This week I want to highlight an interesting article I came across about fentanyl and China’s role in production. Below you’ll find this article and my thoughts on its implications.
Disclaimer: The views and opinions expressed below are those of Mark Pew, Senior Vice President of Product Development and Marketing, and do not necessarily reflect the views of Preferred Medical.

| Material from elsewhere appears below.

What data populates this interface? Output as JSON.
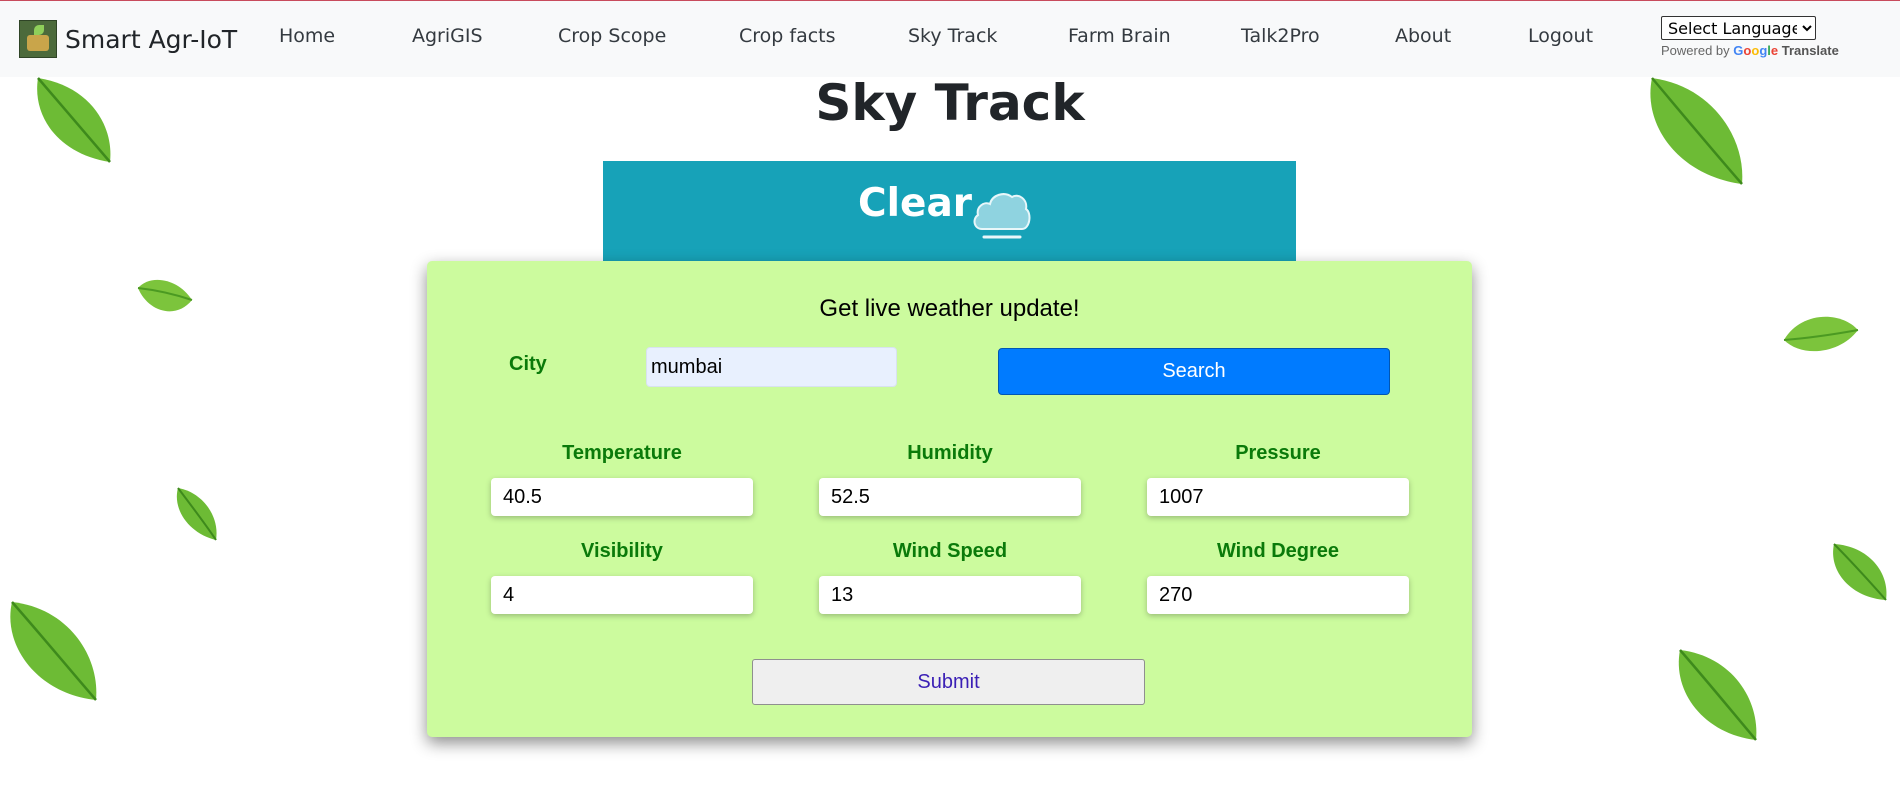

China has pledged to crack down on fentanyl production and create harsher punishments for those who manufacture and sell it. This is important because China has been called the “largest source of illicit fentanyl and fentanyl-like substances in the United States.” Recently, China has been criticized for not doing enough to stop the drug from reaching the US (either direct through postal services or across the border). And since fentanyl has been involved in more overdoses than ever before, many experts believe this promise could initiate a decline in such overdose deaths. However, some people are less optimistic stating that you can’t just address the routes of the drug but must also address the drivers of the demand for that drug in order to truly make an impact. Many experts feel that other countries will begin producing fentanyl instead, so the problem will not be fixed at all. Because there are many stakeholders and drivers of the opioid epidemic, overdose deaths are more complicated than a single policy change. But ever single action matters.

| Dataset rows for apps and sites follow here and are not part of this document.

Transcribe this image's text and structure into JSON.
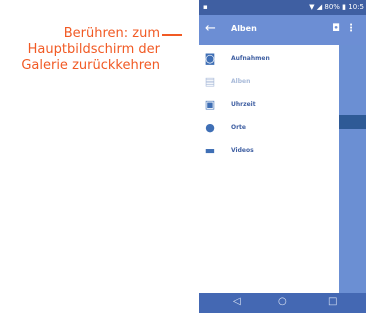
{
  "callout": {
    "lines": [
      "Berühren: zum",
      "Hauptbildschirm der",
      "Galerie zurückkehren"
    ],
    "color": "#f15a24"
  },
  "status_bar": {
    "battery": "80%",
    "time": "10:5"
  },
  "app_bar": {
    "title": "Alben",
    "back_icon": "back-arrow-icon",
    "camera_icon": "camera-icon",
    "more_icon": "more-vert-icon"
  },
  "drawer": {
    "items": [
      {
        "label": "Aufnahmen",
        "icon": "camera-icon",
        "active": true
      },
      {
        "label": "Alben",
        "icon": "albums-icon",
        "active": false
      },
      {
        "label": "Uhrzeit",
        "icon": "calendar-icon",
        "active": true
      },
      {
        "label": "Orte",
        "icon": "location-pin-icon",
        "active": true
      },
      {
        "label": "Videos",
        "icon": "video-icon",
        "active": true
      }
    ]
  },
  "nav_bar": {
    "back_icon": "nav-back-icon",
    "home_icon": "nav-home-icon",
    "recents_icon": "nav-recents-icon"
  },
  "colors": {
    "status_bar": "#3f5fa2",
    "app_bar": "#6c8ed4",
    "nav_bar": "#4468b3",
    "accent": "#3f6fb5"
  }
}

An important story in regards to the #opioid epidemic…
“China has reportedly pledged to designate the potent synthetic opioid fentanyl and similar drugs as controlled substances, subjecting those who sell them to harsher punishments and potentially slowing their flow into the U.S.”
As I blogged about on 7/5/16 (“Fentanyl Folly“) and 11/15/16 (“Overseas Opioids“), “entrepreneurs” in China have been a key component in the rise of #fentanyl (and it’s various analogues) in the US. According to the National Institute on Drug Abuse, the growth in deaths from fentanyl is staggering…
The only thing that kept the statistics from being even worse is the increased access to naloxone to reverse the overdoses. For the sake of thousands of people, this promise needs to turn into action.
To read everything on my mind this past week, please visit me on LinkedIn, at https://www.linkedin.com/pulse/marks-musings-december-10-mark-rxprofessor-pew/.
Until next week,